### EXERCISE:
Could the data underneath be repeated exactly, in full?

### GIVEN INFORMATION:
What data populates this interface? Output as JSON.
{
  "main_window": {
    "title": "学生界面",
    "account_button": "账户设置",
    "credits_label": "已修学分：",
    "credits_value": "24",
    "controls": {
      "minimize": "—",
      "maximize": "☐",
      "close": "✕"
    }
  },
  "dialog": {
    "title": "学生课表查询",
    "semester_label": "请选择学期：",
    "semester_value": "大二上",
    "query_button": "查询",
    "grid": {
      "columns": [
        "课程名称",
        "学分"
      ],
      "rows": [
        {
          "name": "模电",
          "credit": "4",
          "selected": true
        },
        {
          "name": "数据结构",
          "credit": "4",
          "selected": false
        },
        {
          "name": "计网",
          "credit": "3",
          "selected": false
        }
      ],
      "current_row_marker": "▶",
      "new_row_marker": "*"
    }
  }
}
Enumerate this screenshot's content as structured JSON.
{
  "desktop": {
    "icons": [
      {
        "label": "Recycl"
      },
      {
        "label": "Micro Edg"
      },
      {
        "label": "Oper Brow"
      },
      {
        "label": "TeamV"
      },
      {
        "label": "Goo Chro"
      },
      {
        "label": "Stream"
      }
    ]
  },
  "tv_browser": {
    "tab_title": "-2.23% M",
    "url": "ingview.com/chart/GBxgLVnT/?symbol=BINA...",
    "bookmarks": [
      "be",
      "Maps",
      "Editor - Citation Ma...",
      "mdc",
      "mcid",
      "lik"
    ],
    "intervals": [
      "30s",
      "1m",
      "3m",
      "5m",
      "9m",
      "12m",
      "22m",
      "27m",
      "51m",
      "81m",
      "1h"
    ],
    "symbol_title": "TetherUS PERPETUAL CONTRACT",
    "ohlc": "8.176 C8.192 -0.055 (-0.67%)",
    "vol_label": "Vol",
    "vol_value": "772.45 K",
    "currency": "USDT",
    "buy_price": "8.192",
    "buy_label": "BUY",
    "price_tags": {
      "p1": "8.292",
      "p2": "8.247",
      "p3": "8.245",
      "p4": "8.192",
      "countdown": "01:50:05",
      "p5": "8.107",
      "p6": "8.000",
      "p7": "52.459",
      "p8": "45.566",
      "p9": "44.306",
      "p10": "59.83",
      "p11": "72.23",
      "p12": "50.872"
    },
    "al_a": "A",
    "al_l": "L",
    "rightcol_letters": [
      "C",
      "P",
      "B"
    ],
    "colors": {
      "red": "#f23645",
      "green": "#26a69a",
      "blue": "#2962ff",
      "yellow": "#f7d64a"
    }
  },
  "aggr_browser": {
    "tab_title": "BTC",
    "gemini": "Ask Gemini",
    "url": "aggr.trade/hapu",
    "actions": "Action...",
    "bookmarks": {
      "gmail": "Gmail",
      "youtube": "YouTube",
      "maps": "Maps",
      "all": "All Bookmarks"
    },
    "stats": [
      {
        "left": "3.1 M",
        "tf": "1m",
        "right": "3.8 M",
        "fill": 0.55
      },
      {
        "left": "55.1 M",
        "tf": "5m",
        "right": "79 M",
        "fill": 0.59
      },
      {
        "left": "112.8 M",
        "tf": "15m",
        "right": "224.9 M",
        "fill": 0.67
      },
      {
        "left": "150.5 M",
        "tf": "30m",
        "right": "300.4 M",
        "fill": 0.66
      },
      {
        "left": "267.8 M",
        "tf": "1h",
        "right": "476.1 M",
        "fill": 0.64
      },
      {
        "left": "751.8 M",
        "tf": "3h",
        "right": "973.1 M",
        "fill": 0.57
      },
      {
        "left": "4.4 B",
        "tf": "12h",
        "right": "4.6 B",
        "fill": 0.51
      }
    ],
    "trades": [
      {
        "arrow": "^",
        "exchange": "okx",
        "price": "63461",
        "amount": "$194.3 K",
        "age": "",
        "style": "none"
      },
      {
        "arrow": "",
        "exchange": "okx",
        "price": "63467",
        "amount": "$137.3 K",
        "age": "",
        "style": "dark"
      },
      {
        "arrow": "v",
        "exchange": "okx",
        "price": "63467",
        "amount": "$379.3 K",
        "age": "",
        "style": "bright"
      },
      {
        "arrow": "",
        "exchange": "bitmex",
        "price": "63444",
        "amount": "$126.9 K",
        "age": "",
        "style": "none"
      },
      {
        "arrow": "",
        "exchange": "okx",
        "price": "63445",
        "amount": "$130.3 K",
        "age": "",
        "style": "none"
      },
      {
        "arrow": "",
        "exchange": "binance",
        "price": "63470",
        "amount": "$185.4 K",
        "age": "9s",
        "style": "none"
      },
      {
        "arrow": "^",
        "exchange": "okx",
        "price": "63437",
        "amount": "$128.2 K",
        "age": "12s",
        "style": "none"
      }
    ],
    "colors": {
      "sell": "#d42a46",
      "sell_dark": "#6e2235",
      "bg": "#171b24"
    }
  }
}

### RESULT OF THIS EXERCISE:
What data populates this interface? Output as JSON.
{
  "main_window": {
    "title": "学生界面",
    "account_button": "账户设置",
    "credits_label": "已修学分：",
    "credits_value": "24",
    "controls": {
      "minimize": "—",
      "maximize": "☐",
      "close": "✕"
    }
  },
  "dialog": {
    "title": "学生课表查询",
    "semester_label": "请选择学期：",
    "semester_value": "大二上",
    "query_button": "查询",
    "grid": {
      "columns": [
        "课程名称",
        "学分"
      ],
      "rows": [
        {
          "name": "模电",
          "credit": "4",
          "selected": true
        },
        {
          "name": "数据结构",
          "credit": "4",
          "selected": false
        },
        {
          "name": "计网",
          "credit": "3",
          "selected": false
        }
      ],
      "current_row_marker": "▶",
      "new_row_marker": "*"
    }
  }
}
Enumerate this screenshot's content as structured JSON.
{
  "desktop": {
    "icons": [
      {
        "label": "Recycl"
      },
      {
        "label": "Micro Edg"
      },
      {
        "label": "Oper Brow"
      },
      {
        "label": "TeamV"
      },
      {
        "label": "Goo Chro"
      },
      {
        "label": "Stream"
      }
    ]
  },
  "tv_browser": {
    "tab_title": "-2.23% M",
    "url": "ingview.com/chart/GBxgLVnT/?symbol=BINA...",
    "bookmarks": [
      "be",
      "Maps",
      "Editor - Citation Ma...",
      "mdc",
      "mcid",
      "lik"
    ],
    "intervals": [
      "30s",
      "1m",
      "3m",
      "5m",
      "9m",
      "12m",
      "22m",
      "27m",
      "51m",
      "81m",
      "1h"
    ],
    "symbol_title": "TetherUS PERPETUAL CONTRACT",
    "ohlc": "8.176 C8.192 -0.055 (-0.67%)",
    "vol_label": "Vol",
    "vol_value": "772.45 K",
    "currency": "USDT",
    "buy_price": "8.192",
    "buy_label": "BUY",
    "price_tags": {
      "p1": "8.292",
      "p2": "8.247",
      "p3": "8.245",
      "p4": "8.192",
      "countdown": "01:50:05",
      "p5": "8.107",
      "p6": "8.000",
      "p7": "52.459",
      "p8": "45.566",
      "p9": "44.306",
      "p10": "59.83",
      "p11": "72.23",
      "p12": "50.872"
    },
    "al_a": "A",
    "al_l": "L",
    "rightcol_letters": [
      "C",
      "P",
      "B"
    ],
    "colors": {
      "red": "#f23645",
      "green": "#26a69a",
      "blue": "#2962ff",
      "yellow": "#f7d64a"
    }
  },
  "aggr_browser": {
    "tab_title": "BTC",
    "gemini": "Ask Gemini",
    "url": "aggr.trade/hapu",
    "actions": "Action...",
    "bookmarks": {
      "gmail": "Gmail",
      "youtube": "YouTube",
      "maps": "Maps",
      "all": "All Bookmarks"
    },
    "stats": [
      {
        "left": "3.1 M",
        "tf": "1m",
        "right": "3.8 M",
        "fill": 0.55
      },
      {
        "left": "55.1 M",
        "tf": "5m",
        "right": "79 M",
        "fill": 0.59
      },
      {
        "left": "112.8 M",
        "tf": "15m",
        "right": "224.9 M",
        "fill": 0.67
      },
      {
        "left": "150.5 M",
        "tf": "30m",
        "right": "300.4 M",
        "fill": 0.66
      },
      {
        "left": "267.8 M",
        "tf": "1h",
        "right": "476.1 M",
        "fill": 0.64
      },
      {
        "left": "751.8 M",
        "tf": "3h",
        "right": "973.1 M",
        "fill": 0.57
      },
      {
        "left": "4.4 B",
        "tf": "12h",
        "right": "4.6 B",
        "fill": 0.51
      }
    ],
    "trades": [
      {
        "arrow": "^",
        "exchange": "okx",
        "price": "63461",
        "amount": "$194.3 K",
        "age": "",
        "style": "none"
      },
      {
        "arrow": "",
        "exchange": "okx",
        "price": "63467",
        "amount": "$137.3 K",
        "age": "",
        "style": "dark"
      },
      {
        "arrow": "v",
        "exchange": "okx",
        "price": "63467",
        "amount": "$379.3 K",
        "age": "",
        "style": "bright"
      },
      {
        "arrow": "",
        "exchange": "bitmex",
        "price": "63444",
        "amount": "$126.9 K",
        "age": "",
        "style": "none"
      },
      {
        "arrow": "",
        "exchange": "okx",
        "price": "63445",
        "amount": "$130.3 K",
        "age": "",
        "style": "none"
      },
      {
        "arrow": "",
        "exchange": "binance",
        "price": "63470",
        "amount": "$185.4 K",
        "age": "9s",
        "style": "none"
      },
      {
        "arrow": "^",
        "exchange": "okx",
        "price": "63437",
        "amount": "$128.2 K",
        "age": "12s",
        "style": "none"
      }
    ],
    "colors": {
      "sell": "#d42a46",
      "sell_dark": "#6e2235",
      "bg": "#171b24"
    }
  }
}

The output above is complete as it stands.